On all levels, Holmwood’s tableaux oppose the increasing sophistication of contemporary painting’s technologies, its photogenic marketability, and its embrace of neoliberal entrepreneurship. In combining a barmy pictorial inventiveness with the rejection of a mere thousand years of painting progress, her arcadian ideology has produced a crop of memorably unusual works.

Mark Harris

Ann Craven

Southard Reid
7 Royalty Mews
April 26, 2017–June 24, 2017

Ann Craven, Kitty, I Love You Do You Love Me, Yes, No?, 2002, 2002, oil on linen, 12 x 10".

Beware, if you’re not a big fan of cute animals: Ann Craven’s current exhibition is chock-full of them, nearly twenty years’ worth. Pandas, birds, cats, and deer, among other critters, are rendered with soft, clean, and precise strokes. The creatures appear regal, as if properly sitting for their portraits, calm and even aware of the viewer’s presence—to a rather unsettling degree. Craven’s gaze is like that of a proud owner or perhaps mother. The canvases, rich with buoyant pinks, greens, and blues, exude a kind of loving care. Their tenderly delineated backgrounds are full of trees, grass, and flowers.

Craven paints from an extensive photographic archive (she is an avid collector of animal pictures in all states of pretty), though the canvases only quietly allude to this. Paintings such as Deer in Emerald Field #4, 2008, 2008, and Rainy Day, 1999, 1999, retain some of the frigidness of an art-directed photo. But Craven disables all that—her subtle, painterly gestures supply movement and life to otherwise static subjects. One of the odder works in this show is a small painting from 2002 of a white, furry kitten with turquoise eyes and a pointy tail, framed with flowers and a text that reads, “I love you. Do you love me?” Craven created, well ahead of her time, what today could be understood as a meme. Without the need to go viral, the artist’s paintings of animals are, past and present, infused with the internet. And we all know how much the World Wide Web loves a kitty cat.

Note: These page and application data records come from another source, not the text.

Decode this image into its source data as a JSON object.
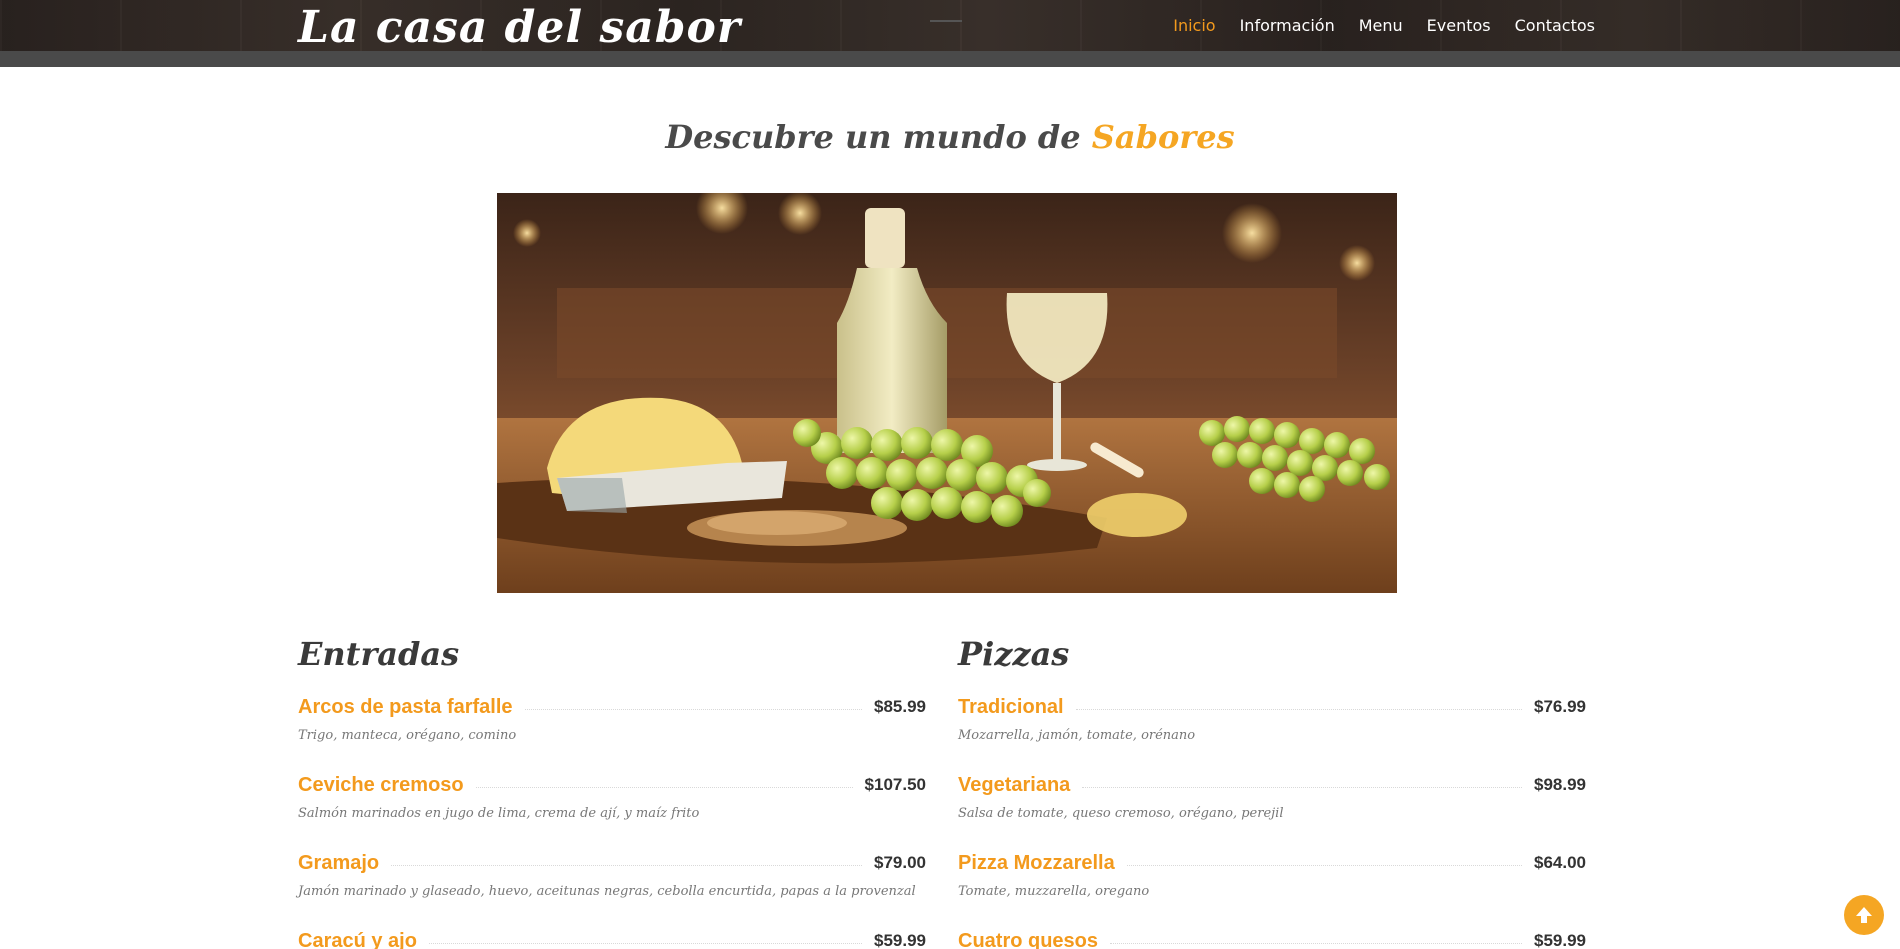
{
  "header": {
    "logo": "La casa del sabor",
    "nav": [
      {
        "label": "Inicio",
        "active": true
      },
      {
        "label": "Información",
        "active": false
      },
      {
        "label": "Menu",
        "active": false
      },
      {
        "label": "Eventos",
        "active": false
      },
      {
        "label": "Contactos",
        "active": false
      }
    ]
  },
  "hero": {
    "title_prefix": "Descubre un mundo de",
    "title_accent": "Sabores",
    "image_icon": "wine-cheese-grapes-photo"
  },
  "menus": {
    "left": {
      "heading": "Entradas",
      "items": [
        {
          "name": "Arcos de pasta farfalle",
          "price": "$85.99",
          "desc": "Trigo, manteca, orégano, comino"
        },
        {
          "name": "Ceviche cremoso",
          "price": "$107.50",
          "desc": "Salmón marinados en jugo de lima, crema de ají, y maíz frito"
        },
        {
          "name": "Gramajo",
          "price": "$79.00",
          "desc": "Jamón marinado y glaseado, huevo, aceitunas negras, cebolla encurtida, papas a la provenzal"
        },
        {
          "name": "Caracú y ajo",
          "price": "$59.99",
          "desc": ""
        }
      ]
    },
    "right": {
      "heading": "Pizzas",
      "items": [
        {
          "name": "Tradicional",
          "price": "$76.99",
          "desc": "Mozarrella, jamón, tomate, orénano"
        },
        {
          "name": "Vegetariana",
          "price": "$98.99",
          "desc": "Salsa de tomate, queso cremoso, orégano, perejil"
        },
        {
          "name": "Pizza Mozzarella",
          "price": "$64.00",
          "desc": "Tomate, muzzarella, oregano"
        },
        {
          "name": "Cuatro quesos",
          "price": "$59.99",
          "desc": ""
        }
      ]
    }
  },
  "colors": {
    "accent": "#f39a1d",
    "header_bg": "#2a2320",
    "text_dark": "#333333"
  },
  "scroll_top_icon": "arrow-up-icon"
}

Eliel Jones

Lara Favaretto

Nottingham Contemporary
Weekday Cross
May 20–August 28

Lara Favaretto, Thinking Head, 2017, mixed media, dimensions variable.

“Absolutely Nothing,” Lara Favaretto’s current (and largest to date) UK exhibition, brings together significant pieces from the last two decades along with new works. The title, however, is misleading, as Favaretto has turned the museum space into a thinking machine. Thinking Head, 2017, a public commission by the gallery, is a sculpture composed of a hidden device emitting water vapor that slowly rises from the roof of the building, inspired by Alighiero Boetti’s last sculpture, My Brain is Smoking, 1993. The intensity of Favaretto’s steam will differ according to the levels of contemplation happening within. The project includes a second part that is yet to be revealed.

The deliberately perplexing nature of the show exemplifies Favaretto’s relationship with fragments, obliteration, and disappearance. The sound piece Doing, 1998, in which the artist recorded amateur stonecutters chipping away at marble, plays from behind an artificial wall. Concealment is also key to 7724-7716, 2016, a triptych of found paintings completely wrapped up by a single wool thread. Its color matches the noisily pirouetting pair of car-wash brushes in TABOO, 2017. Di Blasi R7, 2012, takes its name from a moped that was driven around the exhibition as a private performance during the show’s installation. The dents, scratches, and tire marks covering the walls remain as traces of the freewheeling act. Bulk, 2002, is a collection of plaster casts of carnival masks from a procession Favaretto led. The objects are arranged elegantly, as if for a grand hall of ancient ruins. Relic, 2015—nine concrete sculptures, cast from four hundred tons of collected scrap metal that Favaretto exhibited at Documenta 13—disorients the senses, and pushes the familiar into a strange new light.

Philomena Epps